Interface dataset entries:
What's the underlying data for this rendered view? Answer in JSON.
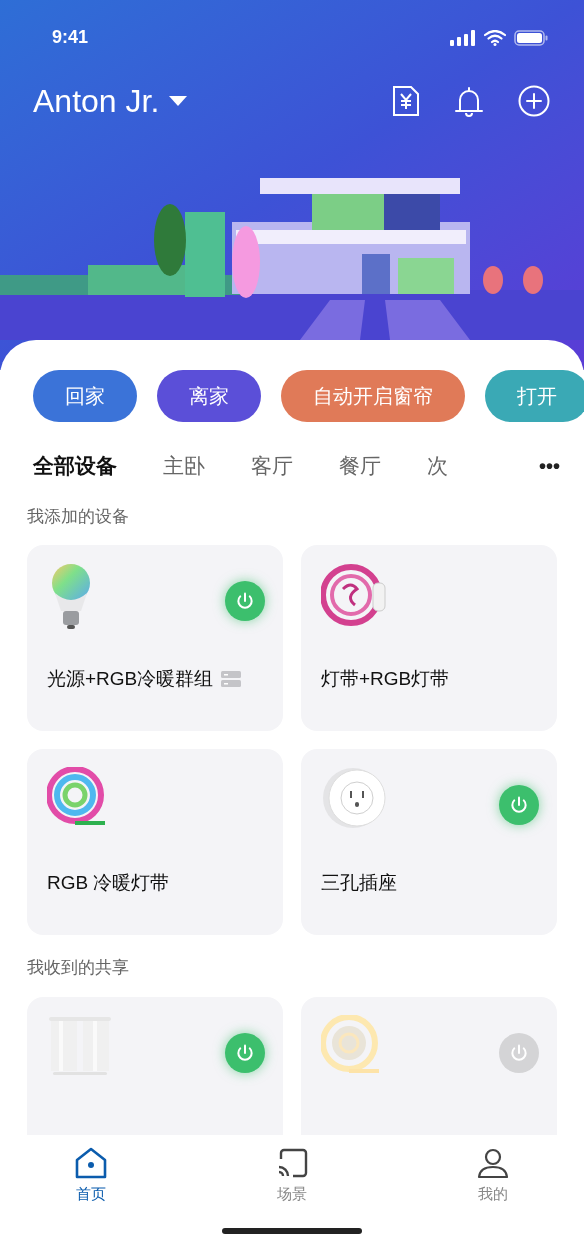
{
  "status_bar": {
    "time": "9:41"
  },
  "header": {
    "home_name": "Anton Jr."
  },
  "scenes": [
    {
      "label": "回家",
      "color": "#3b73d8"
    },
    {
      "label": "离家",
      "color": "#5b4fd8"
    },
    {
      "label": "自动开启窗帘",
      "color": "#e07a58"
    },
    {
      "label": "打开",
      "color": "#3aa9b5"
    }
  ],
  "rooms": [
    {
      "label": "全部设备",
      "selected": true
    },
    {
      "label": "主卧",
      "selected": false
    },
    {
      "label": "客厅",
      "selected": false
    },
    {
      "label": "餐厅",
      "selected": false
    },
    {
      "label": "次",
      "selected": false
    }
  ],
  "more_button": "•••",
  "sections": [
    {
      "title": "我添加的设备",
      "devices": [
        {
          "name": "光源+RGB冷暖群组",
          "kind": "bulb",
          "power": true,
          "group": true
        },
        {
          "name": "灯带+RGB灯带",
          "kind": "strip-pink",
          "group": false
        },
        {
          "name": "RGB 冷暖灯带",
          "kind": "strip-rgb",
          "group": false
        },
        {
          "name": "三孔插座",
          "kind": "socket",
          "power": true,
          "group": false
        }
      ]
    },
    {
      "title": "我收到的共享",
      "devices": [
        {
          "kind": "curtain",
          "power": true,
          "group": false
        },
        {
          "kind": "strip-yellow",
          "power": false,
          "group": false
        }
      ]
    }
  ],
  "tab_bar": [
    {
      "label": "首页",
      "kind": "home",
      "selected": true
    },
    {
      "label": "场景",
      "kind": "scene",
      "selected": false
    },
    {
      "label": "我的",
      "kind": "profile",
      "selected": false
    }
  ]
}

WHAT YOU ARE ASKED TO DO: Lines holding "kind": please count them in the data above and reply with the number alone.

RESPONSE: 9